Start with a strategic plan. Really?
It’s been awhile sense my last blog, I haven’t exactly been inundated with cries of “where is Shaeffer’s Forays” actually just the opposite. Despite that silence I am feeling the need to do some talking with and to myself.
The new College of Continuing Education and Professional Development is now over a year old and to say the least I’ve learned a great deal in this year. As I told my friend Andy, this has been one of the most interesting leadership challenges I’ve had. The challenge really has to do with starting something new that brings together already existing units.
In our Director’s meeting this week I went way off script and simply asked each director what is bugging him or her. And each director listed some of their top frustrations and a reoccurring theme was they felt disjointed; they had trouble connecting the dots, and put simply what the heck is the plan.
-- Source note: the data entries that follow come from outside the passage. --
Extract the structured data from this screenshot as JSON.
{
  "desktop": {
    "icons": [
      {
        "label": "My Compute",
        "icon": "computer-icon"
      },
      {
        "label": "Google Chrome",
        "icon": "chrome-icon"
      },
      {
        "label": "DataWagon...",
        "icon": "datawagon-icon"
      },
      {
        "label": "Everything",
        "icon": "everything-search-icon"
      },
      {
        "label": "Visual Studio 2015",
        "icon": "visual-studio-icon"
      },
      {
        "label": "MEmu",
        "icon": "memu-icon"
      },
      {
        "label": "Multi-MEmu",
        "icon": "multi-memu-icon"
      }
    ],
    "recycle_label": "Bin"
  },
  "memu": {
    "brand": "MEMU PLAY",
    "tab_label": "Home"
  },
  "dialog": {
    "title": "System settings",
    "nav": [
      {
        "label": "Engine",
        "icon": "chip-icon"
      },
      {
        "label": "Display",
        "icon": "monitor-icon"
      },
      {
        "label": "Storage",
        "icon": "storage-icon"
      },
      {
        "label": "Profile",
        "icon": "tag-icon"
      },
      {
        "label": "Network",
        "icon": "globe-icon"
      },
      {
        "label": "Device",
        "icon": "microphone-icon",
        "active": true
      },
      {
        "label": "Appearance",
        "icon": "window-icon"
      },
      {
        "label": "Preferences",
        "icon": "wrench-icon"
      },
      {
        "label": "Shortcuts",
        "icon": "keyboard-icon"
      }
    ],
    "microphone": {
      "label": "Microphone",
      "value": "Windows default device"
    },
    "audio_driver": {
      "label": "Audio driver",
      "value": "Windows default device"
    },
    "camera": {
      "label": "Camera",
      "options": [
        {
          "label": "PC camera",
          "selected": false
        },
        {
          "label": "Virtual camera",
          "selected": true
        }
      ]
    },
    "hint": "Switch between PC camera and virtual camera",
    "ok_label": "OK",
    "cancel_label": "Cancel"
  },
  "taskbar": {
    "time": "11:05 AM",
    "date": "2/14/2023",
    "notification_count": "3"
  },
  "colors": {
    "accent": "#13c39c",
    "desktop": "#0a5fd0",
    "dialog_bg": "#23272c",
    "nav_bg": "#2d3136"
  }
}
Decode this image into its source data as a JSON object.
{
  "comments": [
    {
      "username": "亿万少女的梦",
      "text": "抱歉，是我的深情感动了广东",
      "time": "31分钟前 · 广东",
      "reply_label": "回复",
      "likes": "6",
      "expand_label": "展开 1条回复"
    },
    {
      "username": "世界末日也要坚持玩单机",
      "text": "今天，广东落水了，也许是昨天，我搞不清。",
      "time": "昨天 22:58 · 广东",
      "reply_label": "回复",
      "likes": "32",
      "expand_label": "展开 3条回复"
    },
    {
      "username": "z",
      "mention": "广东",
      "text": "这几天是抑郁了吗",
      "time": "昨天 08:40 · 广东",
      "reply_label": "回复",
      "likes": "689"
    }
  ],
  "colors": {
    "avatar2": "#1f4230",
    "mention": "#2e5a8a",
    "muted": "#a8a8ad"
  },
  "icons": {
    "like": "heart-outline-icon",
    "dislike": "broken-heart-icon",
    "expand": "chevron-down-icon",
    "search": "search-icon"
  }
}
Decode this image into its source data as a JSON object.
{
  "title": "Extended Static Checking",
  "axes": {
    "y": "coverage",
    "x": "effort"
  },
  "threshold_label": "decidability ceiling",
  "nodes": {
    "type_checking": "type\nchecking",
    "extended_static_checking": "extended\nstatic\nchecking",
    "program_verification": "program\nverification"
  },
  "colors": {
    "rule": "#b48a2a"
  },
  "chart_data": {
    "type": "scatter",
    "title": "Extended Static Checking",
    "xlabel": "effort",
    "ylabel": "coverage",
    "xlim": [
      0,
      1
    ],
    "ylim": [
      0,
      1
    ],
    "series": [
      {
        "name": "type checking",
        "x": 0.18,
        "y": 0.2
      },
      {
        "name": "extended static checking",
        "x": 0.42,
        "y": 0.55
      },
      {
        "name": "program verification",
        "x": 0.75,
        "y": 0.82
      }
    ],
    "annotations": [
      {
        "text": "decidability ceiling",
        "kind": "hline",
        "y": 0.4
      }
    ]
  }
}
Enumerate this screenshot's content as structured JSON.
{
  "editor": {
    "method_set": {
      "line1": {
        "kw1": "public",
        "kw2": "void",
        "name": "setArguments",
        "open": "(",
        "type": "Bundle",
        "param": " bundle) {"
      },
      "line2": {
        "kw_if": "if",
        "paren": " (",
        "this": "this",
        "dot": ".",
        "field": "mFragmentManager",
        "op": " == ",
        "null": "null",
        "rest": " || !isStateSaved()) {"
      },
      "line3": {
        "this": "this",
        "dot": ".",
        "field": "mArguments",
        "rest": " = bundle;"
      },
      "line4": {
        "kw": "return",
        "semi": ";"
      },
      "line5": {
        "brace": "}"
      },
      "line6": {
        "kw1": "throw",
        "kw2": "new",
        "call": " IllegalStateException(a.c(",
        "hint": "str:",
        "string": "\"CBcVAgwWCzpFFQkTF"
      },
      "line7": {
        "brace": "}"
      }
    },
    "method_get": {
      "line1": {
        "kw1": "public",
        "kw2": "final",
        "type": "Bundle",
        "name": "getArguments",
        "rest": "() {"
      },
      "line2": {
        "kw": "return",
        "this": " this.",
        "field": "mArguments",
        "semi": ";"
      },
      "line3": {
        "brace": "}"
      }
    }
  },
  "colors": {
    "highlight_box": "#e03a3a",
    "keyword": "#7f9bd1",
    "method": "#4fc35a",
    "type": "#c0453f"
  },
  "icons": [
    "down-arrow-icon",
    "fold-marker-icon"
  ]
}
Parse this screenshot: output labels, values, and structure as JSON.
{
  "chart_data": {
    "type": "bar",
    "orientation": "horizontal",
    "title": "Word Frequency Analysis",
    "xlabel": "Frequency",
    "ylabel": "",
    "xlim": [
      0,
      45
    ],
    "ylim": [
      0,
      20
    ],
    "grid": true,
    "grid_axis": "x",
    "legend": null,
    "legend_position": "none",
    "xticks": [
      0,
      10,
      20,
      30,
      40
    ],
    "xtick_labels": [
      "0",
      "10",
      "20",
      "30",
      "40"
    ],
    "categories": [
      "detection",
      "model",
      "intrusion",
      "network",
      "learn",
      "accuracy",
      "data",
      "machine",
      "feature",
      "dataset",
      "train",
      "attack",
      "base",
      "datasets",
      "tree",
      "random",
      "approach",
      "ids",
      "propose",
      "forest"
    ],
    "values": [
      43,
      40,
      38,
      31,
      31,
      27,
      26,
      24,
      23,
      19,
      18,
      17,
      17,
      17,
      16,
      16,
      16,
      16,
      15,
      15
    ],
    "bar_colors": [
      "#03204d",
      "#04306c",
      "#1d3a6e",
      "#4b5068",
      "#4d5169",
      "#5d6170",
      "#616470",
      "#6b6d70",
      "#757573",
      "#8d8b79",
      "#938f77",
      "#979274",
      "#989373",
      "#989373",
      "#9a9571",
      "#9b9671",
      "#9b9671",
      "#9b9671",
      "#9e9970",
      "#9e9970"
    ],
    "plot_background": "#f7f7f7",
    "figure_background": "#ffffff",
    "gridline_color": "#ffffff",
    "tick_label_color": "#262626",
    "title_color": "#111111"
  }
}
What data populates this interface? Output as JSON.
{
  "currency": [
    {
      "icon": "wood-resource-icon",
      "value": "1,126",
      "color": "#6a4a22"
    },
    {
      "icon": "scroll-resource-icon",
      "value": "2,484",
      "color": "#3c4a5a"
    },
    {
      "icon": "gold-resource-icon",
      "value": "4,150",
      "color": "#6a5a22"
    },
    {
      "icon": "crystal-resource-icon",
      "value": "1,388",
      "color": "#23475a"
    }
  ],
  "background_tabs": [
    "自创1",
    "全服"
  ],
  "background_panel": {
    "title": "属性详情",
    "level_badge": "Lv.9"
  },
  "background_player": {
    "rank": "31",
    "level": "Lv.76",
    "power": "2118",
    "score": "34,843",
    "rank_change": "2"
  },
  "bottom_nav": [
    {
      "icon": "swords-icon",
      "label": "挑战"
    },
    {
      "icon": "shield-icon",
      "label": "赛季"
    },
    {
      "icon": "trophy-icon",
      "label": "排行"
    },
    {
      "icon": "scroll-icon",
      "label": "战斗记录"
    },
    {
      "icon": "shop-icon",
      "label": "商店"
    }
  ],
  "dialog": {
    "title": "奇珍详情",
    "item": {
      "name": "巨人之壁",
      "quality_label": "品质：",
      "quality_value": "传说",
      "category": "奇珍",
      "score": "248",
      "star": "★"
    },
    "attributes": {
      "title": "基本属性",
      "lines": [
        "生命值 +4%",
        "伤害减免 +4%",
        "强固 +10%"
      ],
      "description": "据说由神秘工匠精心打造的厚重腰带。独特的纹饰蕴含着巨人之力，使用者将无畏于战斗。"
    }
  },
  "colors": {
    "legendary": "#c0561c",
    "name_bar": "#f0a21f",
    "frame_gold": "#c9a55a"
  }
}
I take all the responsibility for these feelings because when we began a year ago I made in consultation with the staff the decision that we needed to hit the ground running in the development and delivery of revenue generating programming and looking back I am proud to say that this just what happened. I am very comfortable saying that one year later we are functioning as a team and we’ve developed a good level of trust.
Here comes the “but”; but given our conversation this week it is clear that we are ready to spend some serious time discussing and making a strategic plan. Now I am not that type of leader that lovingly embraces strategic planning because I’ve been through enough of these exercises and have actually lead them where we enjoyed a couple of days away from the office and had a great conversation but nothing really changed.
Bill Conerly declared the death of strategic planning in his article The death of strategic planning: Why? (http://www.forbes.com/sites/billconerly/2014/03/24/the-death-of-strategic-planning-why/) While strategic planning resulted in a number of good things, the least of which brought the CEO together with those who will implement the “new” strategic plan.
Mr. Conerly outlines three pitfalls in strategic planning that keeps the plan from becoming effective. Pitfall number one is avoiding no. If your mission statement is too broad and your vision statement becomes all things to all people then he suggests you need to step back and learn how to say No. I would add part of saying no is providing focus to our mission, vision, and values.
Pitfall number two is not connecting to actions. We see this happen as I mentioned above when we meet for two days, have a great conversation and then we go back to our offices and nothing changes. Conerly suggest that our plan should identify steps and actions “that are necessary to implement the strategy,” and I would add that they must be actions that are measurable which leads to accountability.
The final Pitfall is Vague action steps. The steps must be clear and be directive so that “each manager know(s) what to do first thing in the morning,” to meet the goals of the plan.
One of the things we’ve learned in the last few years is that despite all our planning the future we planned for turned out to be very different. Conerly suggests that new strategic plans focus on execution and on becoming more nimble. Imbedded in our plan should be contingency plans allowing us to respond quickly when the future doesn’t turn out like we hoped.
As I think about our strategic planning process what I would like to see is that our plan moves us from predicting the future to becoming a resilient organization allowing to helps our College to be resilience and adaptable to a changing future. In General McChrystal’s book “Team of Team” he suggests that in the new complex environments the ability to be resilient that is, “the capacity of a system to absorb disturbance and still retain its basic function and structure.”
I am fully supportive of engaging in a strategic planning process with outcome being a plan that will be focused in our action steps and will make us a resilient team in dealing with inevitable changes the future will provide.
We will go into the planning with Conerly’s warning….”So have your “strategic planning” retreat, but don’t fall into the trap of the one perfect forecast. Instead, go with a humble attitude about your ability to predict the future and strive for greater flexibility.”
Let the planning begin.